Read the full article by Kevin Acee in the San Diego Union-Tribune here.

The document Major League Baseball submitted to its players’ union was 67 pages. It didn’t even cover every concern regarding the health and safety of those who would participate in a 2020 season, should the season occur.

The specifications are certain to change, as the MLB Players Association, after consulting with hundreds of its members, sent its official response to the league Thursday. Among myriad issues the MLBPA reportedly would like to see addressed in more detail were the frequency of COVID-19 testing, protocols for positive tests and protections available to high-risk players and their families.

Major League Baseball is expected to officially submit a financial proposal to the union in the next week. To this point, the sides’ communication regarding money has been done in emails and through the media.

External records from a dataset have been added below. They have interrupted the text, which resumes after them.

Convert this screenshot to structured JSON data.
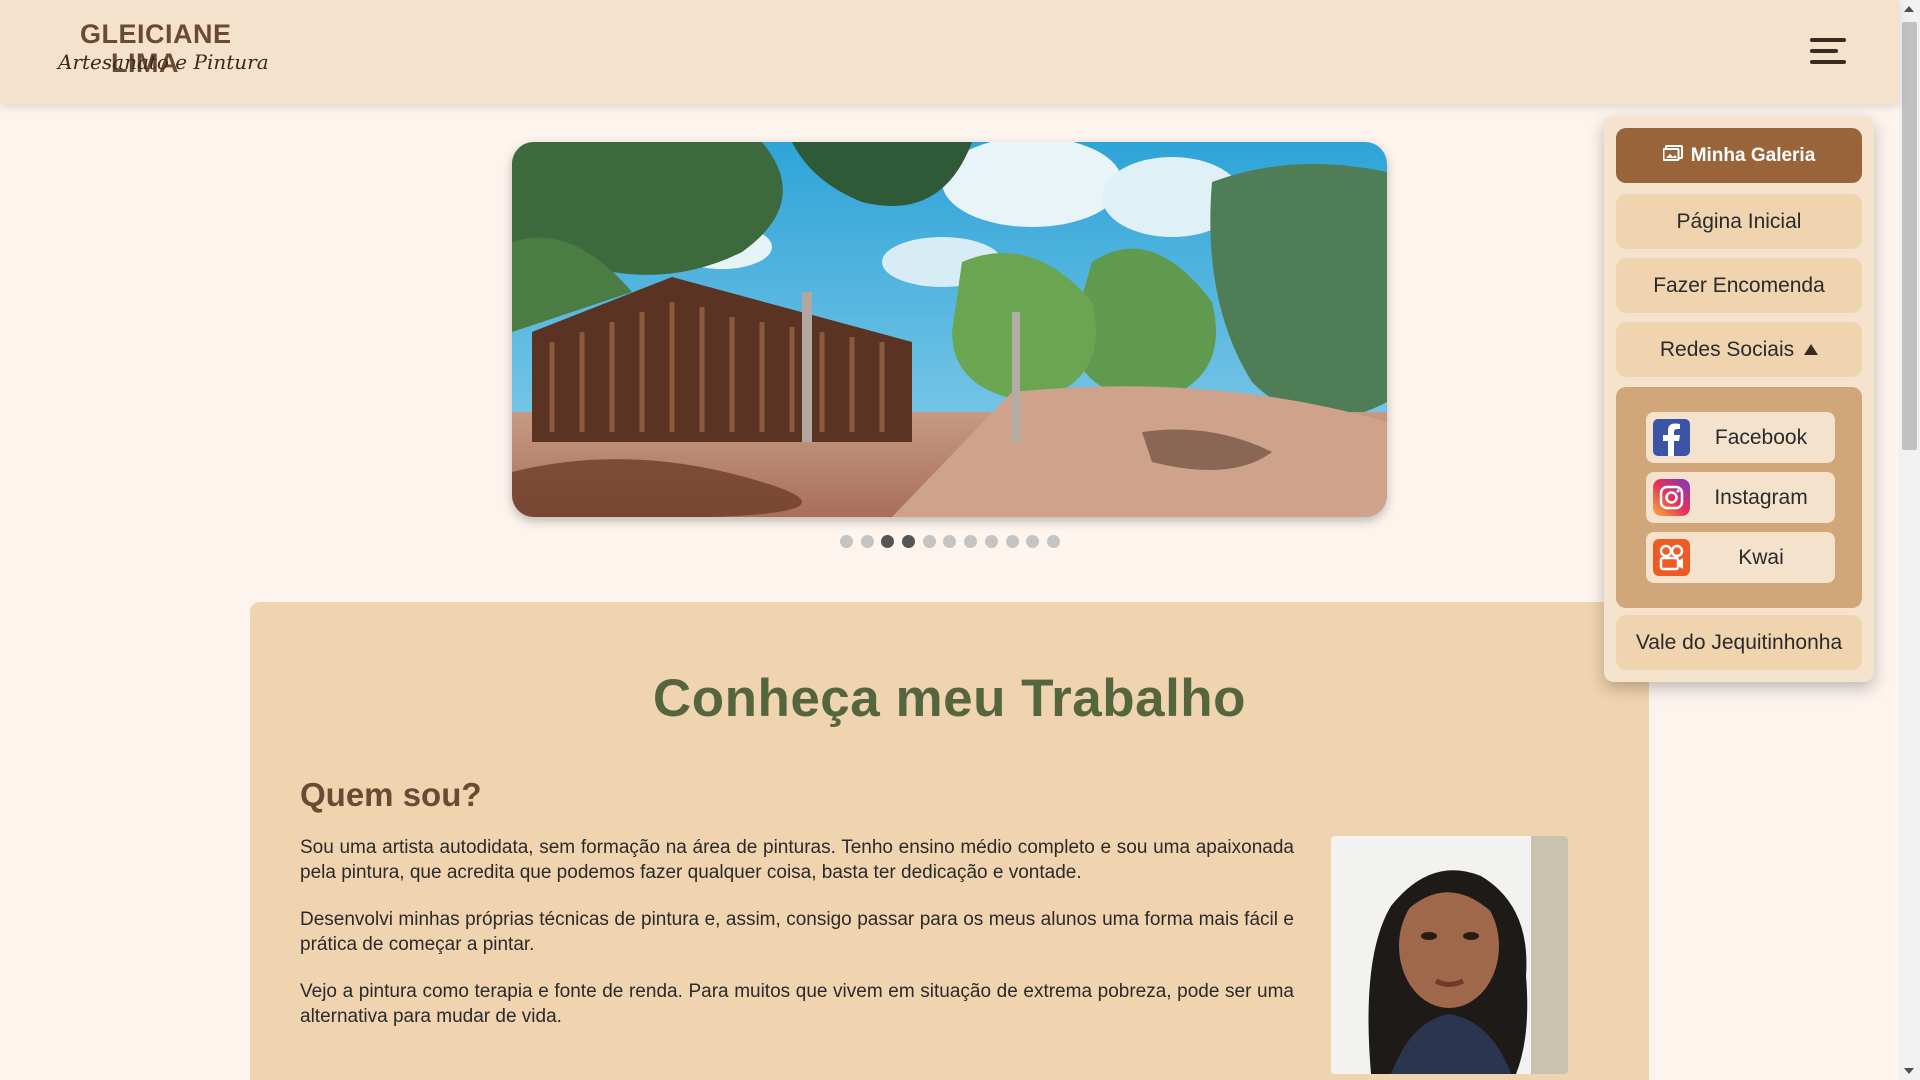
{
  "header": {
    "logo_name": "GLEICIANE LIMA",
    "logo_tagline": "Artesanato e Pintura",
    "menu_icon": "hamburger-menu-icon"
  },
  "carousel": {
    "image_description_icon": "painting-landscape-image",
    "dots_total": 11,
    "active_dots": [
      3,
      4
    ]
  },
  "main": {
    "title": "Conheça meu Trabalho",
    "section_title": "Quem sou?",
    "paragraphs": [
      "Sou uma artista autodidata, sem formação na área de pinturas. Tenho ensino médio completo e sou uma apaixonada pela pintura, que acredita que podemos fazer qualquer coisa, basta ter dedicação e vontade.",
      "Desenvolvi minhas próprias técnicas de pintura e, assim, consigo passar para os meus alunos uma forma mais fácil e prática de começar a pintar.",
      "Vejo a pintura como terapia e fonte de renda. Para muitos que vivem em situação de extrema pobreza, pode ser uma alternativa para mudar de vida."
    ]
  },
  "menu": {
    "gallery_label": "Minha Galeria",
    "home_label": "Página Inicial",
    "order_label": "Fazer Encomenda",
    "social_label": "Redes Sociais",
    "social": [
      {
        "label": "Facebook",
        "icon": "facebook-icon",
        "color": "#3b55a5"
      },
      {
        "label": "Instagram",
        "icon": "instagram-icon",
        "color": "#d6397a"
      },
      {
        "label": "Kwai",
        "icon": "kwai-icon",
        "color": "#f05a24"
      }
    ],
    "valley_label": "Vale do Jequitinhonha"
  },
  "colors": {
    "header_bg": "#f5e2cc",
    "card_bg": "#f0d4b0",
    "title_green": "#55663f",
    "brown_accent": "#9a643a"
  }
}
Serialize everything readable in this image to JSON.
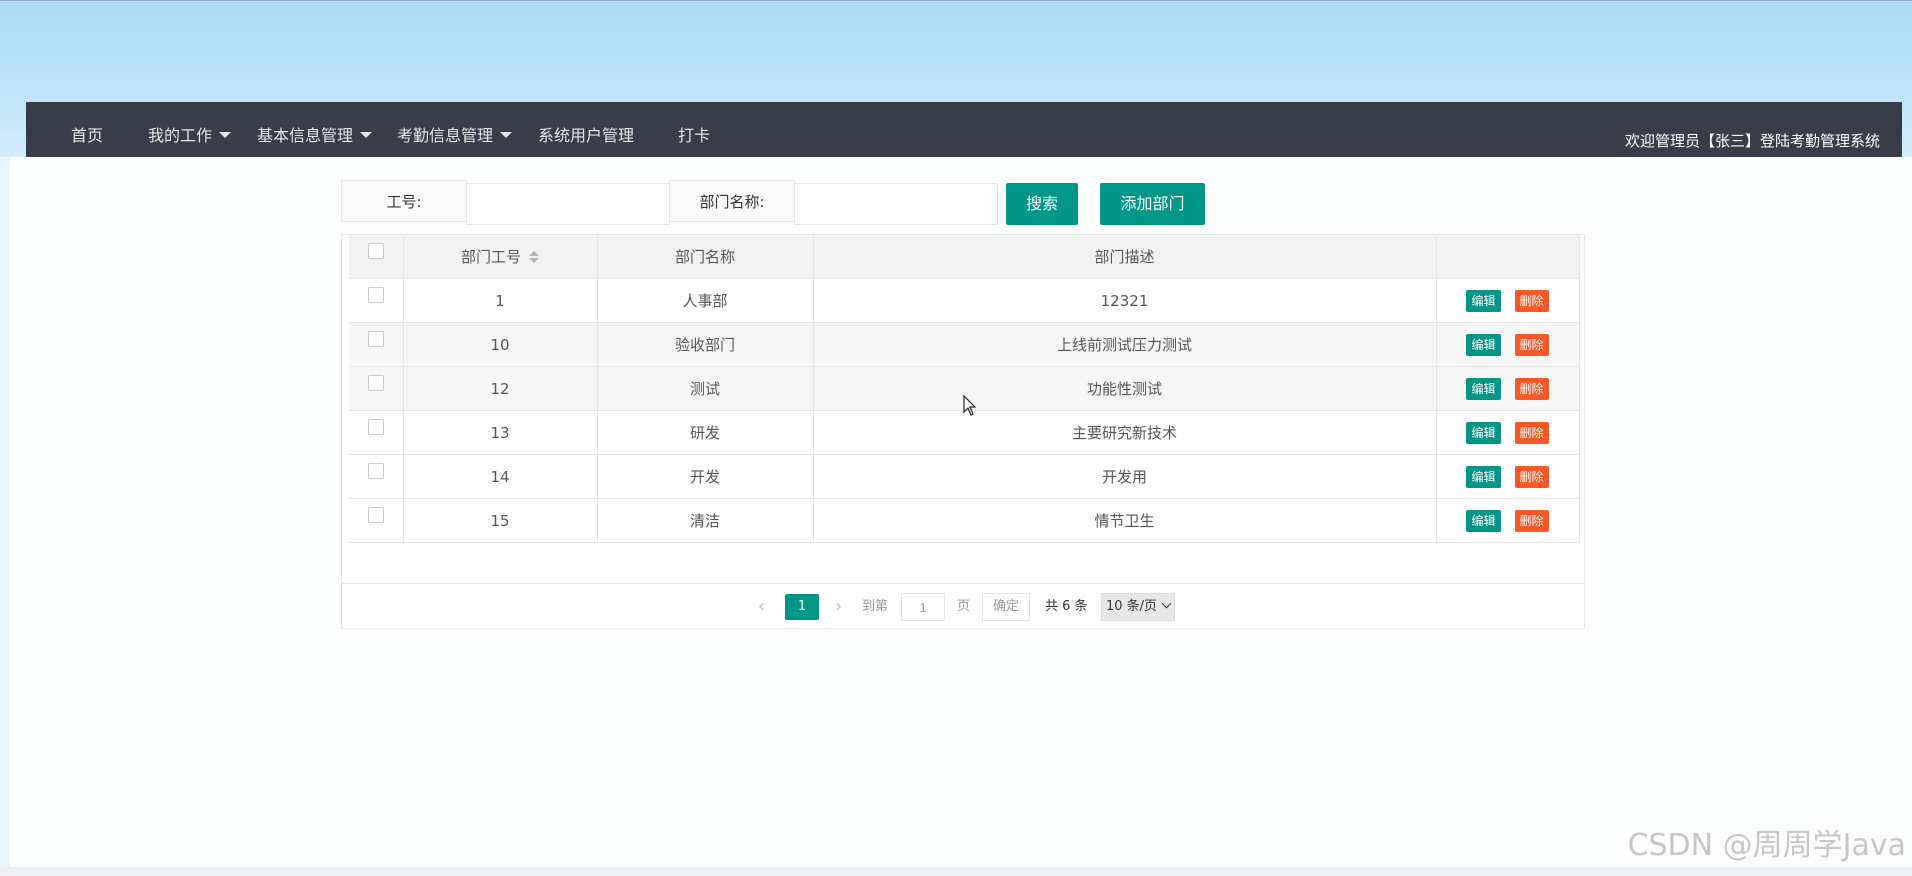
{
  "nav": {
    "items": [
      {
        "label": "首页",
        "dropdown": false
      },
      {
        "label": "我的工作",
        "dropdown": true
      },
      {
        "label": "基本信息管理",
        "dropdown": true
      },
      {
        "label": "考勤信息管理",
        "dropdown": true
      },
      {
        "label": "系统用户管理",
        "dropdown": false
      },
      {
        "label": "打卡",
        "dropdown": false
      }
    ],
    "welcome": "欢迎管理员【张三】登陆考勤管理系统"
  },
  "search": {
    "id_label": "工号:",
    "id_value": "",
    "dept_label": "部门名称:",
    "dept_value": "",
    "search_button": "搜索",
    "add_button": "添加部门"
  },
  "table": {
    "columns": [
      "部门工号",
      "部门名称",
      "部门描述"
    ],
    "edit_label": "编辑",
    "delete_label": "删除",
    "rows": [
      {
        "id": "1",
        "name": "人事部",
        "desc": "12321"
      },
      {
        "id": "10",
        "name": "验收部门",
        "desc": "上线前测试压力测试"
      },
      {
        "id": "12",
        "name": "测试",
        "desc": "功能性测试"
      },
      {
        "id": "13",
        "name": "研发",
        "desc": "主要研究新技术"
      },
      {
        "id": "14",
        "name": "开发",
        "desc": "开发用"
      },
      {
        "id": "15",
        "name": "清洁",
        "desc": "情节卫生"
      }
    ]
  },
  "pager": {
    "current_page": "1",
    "goto_label": "到第",
    "goto_value": "1",
    "page_unit": "页",
    "confirm": "确定",
    "total": "共 6 条",
    "per_page": "10 条/页"
  },
  "watermark": "CSDN @周周学Java",
  "colors": {
    "accent": "#009688",
    "danger": "#ff5722",
    "navbar": "#393d49"
  }
}
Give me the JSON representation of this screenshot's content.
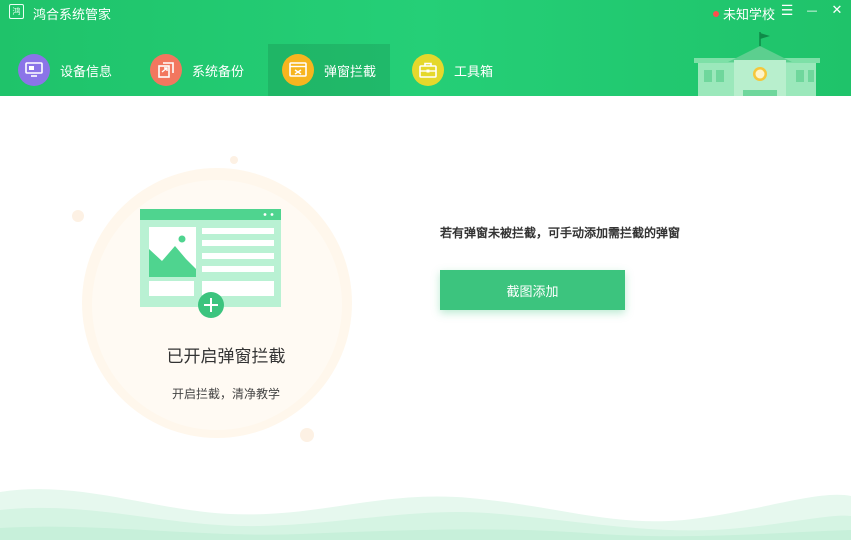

MLB first wanted to assure there is an understanding of what will be required in terms of health and safety protections.

The league has publicly committed to working with its teams, the MLBPA and government officials. The latter group is imperative.

Toward that end, San Diego County Supervisor Nathan Fletcher said Thursday, the Padres have worked extensively with the county, including public health officer Dr. Wilma Wooten.

“The Padres have developed a very robust plan that not only meets the guidelines we have of other businesses that are open but in many cases exceeds them,” Fletcher said. “Based on the plans that are drafted and shared with us, once they get the green light from state, I don’t foresee anything locally that would hold them back.”

Gov. Gavin Newsom said earlier this week he anticipates professional sports could resume without fans as soon as the first week of June.

“We have to do it when it is safe and responsible,” Fletcher said before going on to speak about baseball’s “unique” positioning to aid the nation’s recovery.

“I believe this can play an important part of bringing together a divided community, giving us a venue and platform to come together, cheer together,” Fletcher said.